At Neuberger Berman, we utilize a volatility forecasting methodology as part of our risk parity strategies to help us more accurately balance risks across asset classes rather than using backward-looking measures or a simple market-based measure such as the CBOE Volatility Index (VIX).

In this edition of Systematically Speaking, we isolate a few key components of the S&P 500 volatility forecasting module from our risk parity strategy and show that, despite the fact that realized volatility and the VIX are now higher and intuitively present more downside risk than they did a year ago, our forecasting module suggests that volatility will remain relatively high. Moreover, our forecasting module puts the probability of a return to the sub-10% levels of 2017 outside the 90th percentile.

Our Model Indicates Many More Years of Elevated Volatility

NB model inferred S&P 500 Index volatility versus a market-based measure of volatility and realized volatility

Source: Bloomberg, Neuberger Berman. Forecasts may not materialize. Projections or other forward-looking statements regarding future events, targets or expectations are only current as of the date indicated. There is no assurance that such events or projections will occur, and may be significantly different than that shown here. See Additional Disclosures at the end of this material, which are an important part of this presentation.

Our modelling stems from the idea of “volatility clustering,” which is a fancy way of saying that large changes in prices tend to be followed by large changes, and small changes in prices tend to be followed by small changes. This may not be foreign language to fundamental investors, who would call this sort of behavior “herding”: market participants tend to do things similarly in the short run, while reverting back to the mean in the long run. As a result, the short run in financial markets is often characterized by all sorts of feedback loops that aggravate the magnitude of changes in either direction, making volatility predictable.

How predictable? The chart above shows the descriptive power of our model. The solid dark blue line shows how our model assessed the current level of volatility, between 2006 and 2018. You can see that it has closely followed the light blue line, which shows the realized volatility that we were able to observe, empirically and with hindsight, using a 52-week window and given a 26-week lead in the chart. The gray background shows the VIX level, derived from the prices of options maturing in one month’s time: you can see that this is a much less reliable description of current S&P 500 volatility than our model, due to the premia that traders price into options and other noise that makes its way into these markets.

Future Volatility

Given that our model has been successful historically in describing current volatility, it is interesting to use it to forecast future volatility.

To contrast our current view with a view from the past, we drew our volatility forecast at the end of 2017 (the gray dashed line), which was a time when the VIX had averaged approximately 10% for the 12 months and the realized, rolling 52-week volatility was 6.5%. That low-volatility environment was associated with the S&P 500’s winning streak of 12 consecutive months.

Back then, our model forecast a steady rise toward 14 15% volatility—basically, persistence of the low-volatility of 2017 with some mean reversion higher.

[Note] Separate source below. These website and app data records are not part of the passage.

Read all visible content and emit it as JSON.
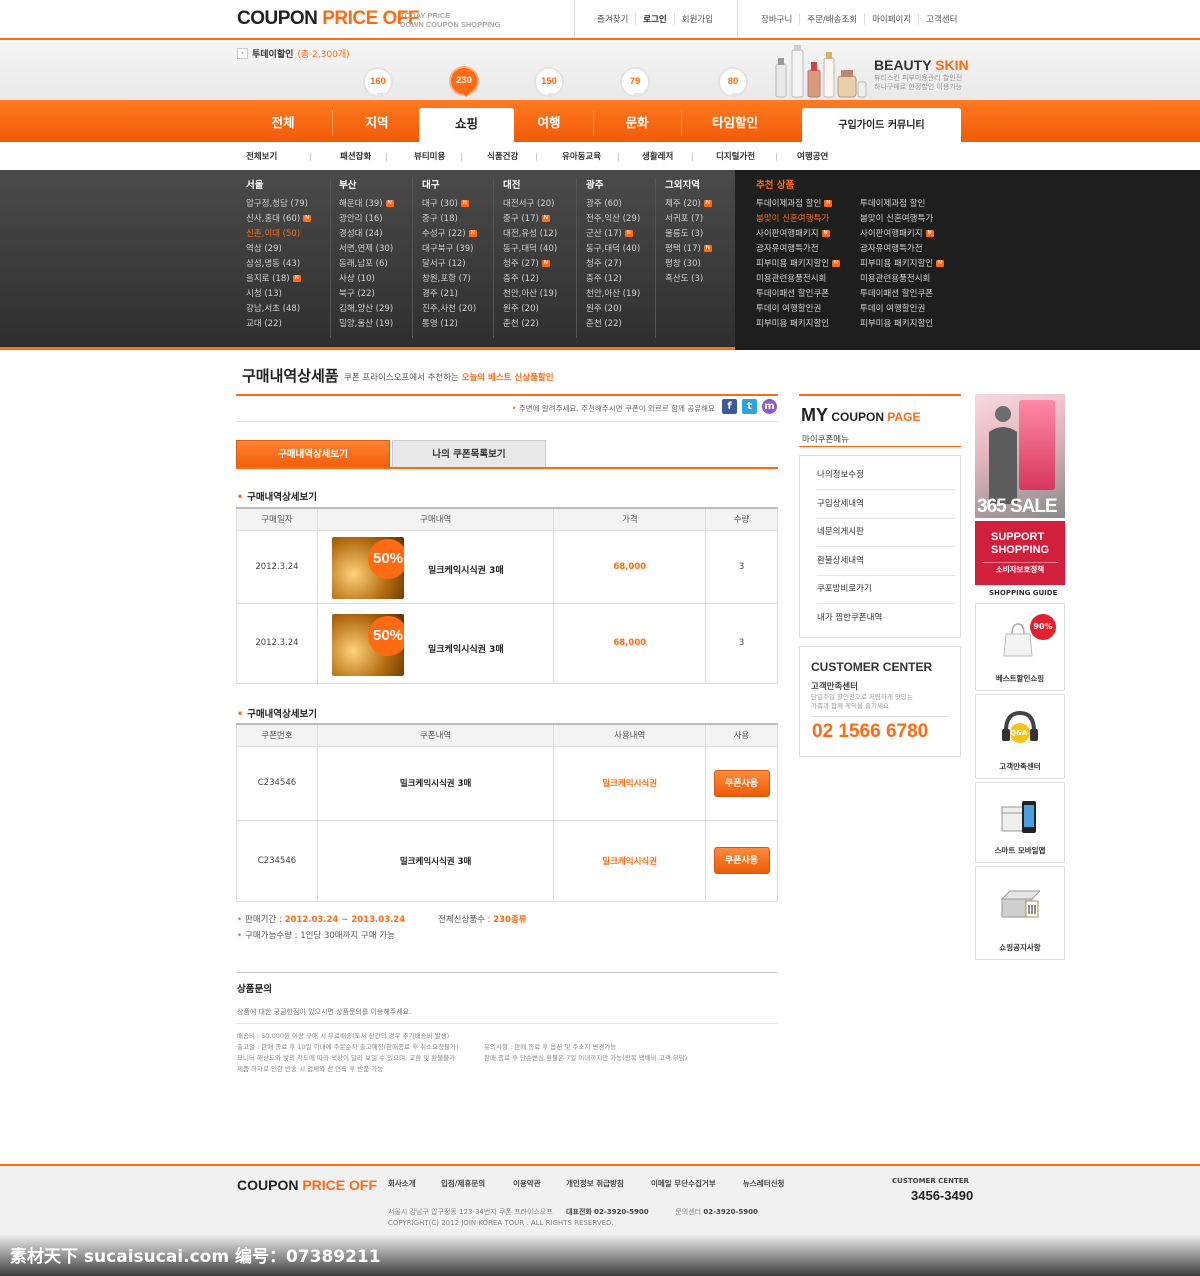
{
  "header": {
    "logo_main": "COUPON ",
    "logo_accent": "PRICE OFF",
    "logo_sub1": "TODAY PRICE",
    "logo_sub2": "DOWN COUPON SHOPPING",
    "links_left": [
      "즐겨찾기",
      "로그인",
      "회원가입"
    ],
    "links_right": [
      "장바구니",
      "주문/배송조회",
      "마이페이지",
      "고객센터"
    ]
  },
  "band": {
    "today_label": "투데이할인",
    "today_count": "(총 2,300개)",
    "bubbles": [
      "160",
      "230",
      "150",
      "79",
      "80"
    ],
    "beauty_title": "BEAUTY ",
    "beauty_accent": "SKIN",
    "beauty_sub1": "뷰티스킨 피부미용관리 할인전",
    "beauty_sub2": "하나구매로 한정할인 이용가능"
  },
  "nav": {
    "items": [
      "전체",
      "지역",
      "쇼핑",
      "여행",
      "문화",
      "타임할인"
    ],
    "active": "쇼핑",
    "guide": "구입가이드 커뮤니티"
  },
  "subnav": [
    "전체보기",
    "패션잡화",
    "뷰티미용",
    "식품건강",
    "유아동교육",
    "생활레저",
    "디지털가전",
    "여행공연"
  ],
  "regions": [
    {
      "title": "서울",
      "items": [
        "압구정,청담 (79)",
        "신사,홍대 (60)",
        "신촌,이대 (50)",
        "역삼 (29)",
        "삼성,명동 (43)",
        "을지로 (18)",
        "시청 (13)",
        "강남,서초 (48)",
        "교대 (22)"
      ]
    },
    {
      "title": "부산",
      "items": [
        "해운대 (39)",
        "광안리 (16)",
        "경성대 (24)",
        "서면,연제 (30)",
        "동래,남포 (6)",
        "사상 (10)",
        "북구 (22)",
        "김해,양산 (29)",
        "밀양,울산 (19)"
      ]
    },
    {
      "title": "대구",
      "items": [
        "대구 (30)",
        "중구 (18)",
        "수성구 (22)",
        "대구북구 (39)",
        "달서구 (12)",
        "창원,포항 (7)",
        "경주 (21)",
        "진주,사천 (20)",
        "통영 (12)"
      ]
    },
    {
      "title": "대전",
      "items": [
        "대전서구 (20)",
        "중구 (17)",
        "대전,유성 (12)",
        "동구,대덕 (40)",
        "청주 (27)",
        "충주 (12)",
        "천안,아산 (19)",
        "원주 (20)",
        "춘천 (22)"
      ]
    },
    {
      "title": "광주",
      "items": [
        "광주 (60)",
        "전주,익산 (29)",
        "군산 (17)",
        "동구,대덕 (40)",
        "청주 (27)",
        "충주 (12)",
        "천안,아산 (19)",
        "원주 (20)",
        "춘천 (22)"
      ]
    },
    {
      "title": "그외지역",
      "items": [
        "제주 (20)",
        "서귀포 (7)",
        "울릉도 (3)",
        "평택 (17)",
        "평창 (30)",
        "흑산도 (3)"
      ]
    }
  ],
  "recommend": {
    "title": "추천 상품",
    "col1": [
      "투데이제과점 할인",
      "봄맞이 신혼여행특가",
      "사이판여행패키지",
      "괌자유여행특가전",
      "피부미용 패키지할인",
      "미용관련용품전시회",
      "투데이패션 할인쿠폰",
      "투데이 여행할인권",
      "피부미용 패키지할인"
    ],
    "col2": [
      "투데이제과점 할인",
      "봄맞이 신혼여행특가",
      "사이판여행패키지",
      "괌자유여행특가전",
      "피부미용 패키지할인",
      "미용관련용품전시회",
      "투데이패션 할인쿠폰",
      "투데이 여행할인권",
      "피부미용 패키지할인"
    ]
  },
  "page": {
    "title": "구매내역상세품",
    "desc_pre": "쿠폰 프라이스오프에서 추천하는 ",
    "desc_accent": "오늘의 베스트 신상품할인",
    "share": "주변에 알려주세요. 추천해주시면 쿠폰이 와르르 함께 공유해요",
    "share_icons": [
      "f",
      "t",
      "m"
    ],
    "tab_on": "구매내역상세보기",
    "tab_off": "나의 쿠폰목록보기",
    "sec1": "구매내역상세보기",
    "sec2": "구매내역상세보기"
  },
  "purchase_table": {
    "headers": [
      "구매일자",
      "구매내역",
      "가격",
      "수량"
    ],
    "rows": [
      {
        "date": "2012.3.24",
        "badge": "50%",
        "name": "밀크케익시식권 3매",
        "price": "68,000",
        "qty": "3"
      },
      {
        "date": "2012.3.24",
        "badge": "50%",
        "name": "밀크케익시식권 3매",
        "price": "68,000",
        "qty": "3"
      }
    ]
  },
  "coupon_table": {
    "headers": [
      "쿠폰번호",
      "쿠폰내역",
      "사용내역",
      "사용"
    ],
    "rows": [
      {
        "no": "C234546",
        "name": "밀크케익시식권 3매",
        "usage": "밀크케익시식권",
        "btn": "쿠폰사용"
      },
      {
        "no": "C234546",
        "name": "밀크케익시식권 3매",
        "usage": "밀크케익시식권",
        "btn": "쿠폰사용"
      }
    ]
  },
  "info": {
    "period_label": "판매기간 : ",
    "period": "2012.03.24 ~ 2013.03.24",
    "total_label": "전체신상품수 : ",
    "total": "230종류",
    "limit": "구매가능수량 : 1인당 30매까지 구매 가능"
  },
  "inquiry": {
    "title": "상품문의",
    "desc": "상품에 대한 궁금한점이 있으시면 상품문의를 이용해주세요.",
    "notes_left": [
      "배송비 : 50,000원 이상 구매 시 무료배송(도서 산간의 경우 추가배송비 발생)",
      "출고일 : 판매 종료 후 10일 이내에 주문순차 출고예정(판매종료 후 취소요청불가)",
      "모니터 해상도와 빛의 각도에 따라 색상이 달라 보일 수 있으며, 교환 및 환불불가",
      "제품 하자로 인한 반송 시 업체와 선 연락 후 반품 가능"
    ],
    "notes_right": [
      "유의사항 : 판매 종료 후 옵션 및 주소지 변경가능",
      "판매 종료 후 단순변심 환불은 7일 이내까지만 가능(왕복 택배비 고객 부담)"
    ]
  },
  "sidebar": {
    "my_big": "MY",
    "my_mid": " COUPON ",
    "my_accent": "PAGE",
    "my_sub": "마이쿠폰메뉴",
    "menu": [
      "나의정보수정",
      "구입상세내역",
      "네문의게시판",
      "환불상세내역",
      "쿠포방비로가기",
      "내가 찜한쿠폰내역"
    ],
    "cc_title": "CUSTOMER CENTER",
    "cc_sub": "고객만족센터",
    "cc_desc1": "단일주일 할인전으로 저렴하게 맛있는",
    "cc_desc2": "가족과 함께 케익을 즐기세요",
    "cc_phone": "02 1566 6780"
  },
  "banners": {
    "sale": "365 SALE",
    "support1": "SUPPORT",
    "support2": "SHOPPING",
    "support_sub": "소비자보호정책",
    "guide_title": "SHOPPING GUIDE",
    "guide_items": [
      "베스트할인쇼핑",
      "고객만족센터",
      "스마트 모바일앱",
      "쇼핑공지사항"
    ],
    "badge_90": "90%",
    "qa": "Q&A"
  },
  "footer": {
    "logo_main": "COUPON ",
    "logo_accent": "PRICE OFF",
    "links": [
      "회사소개",
      "입점/제휴문의",
      "이용약관",
      "개인정보 취급방침",
      "이메일 무단수집거부",
      "뉴스레터신청"
    ],
    "addr": "서울시 강남구 압구정동 123-34번지  쿠폰 프라이스오프",
    "tel_label": "대표전화",
    "tel": "02-3920-5900",
    "cs_label": "문의센터",
    "cs_tel": "02-3920-5900",
    "copyright": "COPYRIGHT(C) 2012 JOIN KOREA TOUR . ALL RIGHTS RESERVED.",
    "cc_title": "CUSTOMER CENTER",
    "cc_phone": "3456-3490"
  },
  "watermark": "素材天下 sucaisucai.com  编号：07389211",
  "colors": {
    "accent": "#ff6a13",
    "dark_panel": "#2f2f2f",
    "red_banner": "#d21f3c"
  }
}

Today, our model is forecasting volatility to persist around the current, higher levels, and to do so for at least the next two to three years (the blue dashed line). That is the “volatility clustering” effect in action.

In short, our model suggests that the recent return to more optimistic investor sentiment is unlikely to signal a return to materially lower market volatility. Based on our model, we believe that volatility is here to stay, and that asset allocators should monitor and manage portfolio risks accordingly.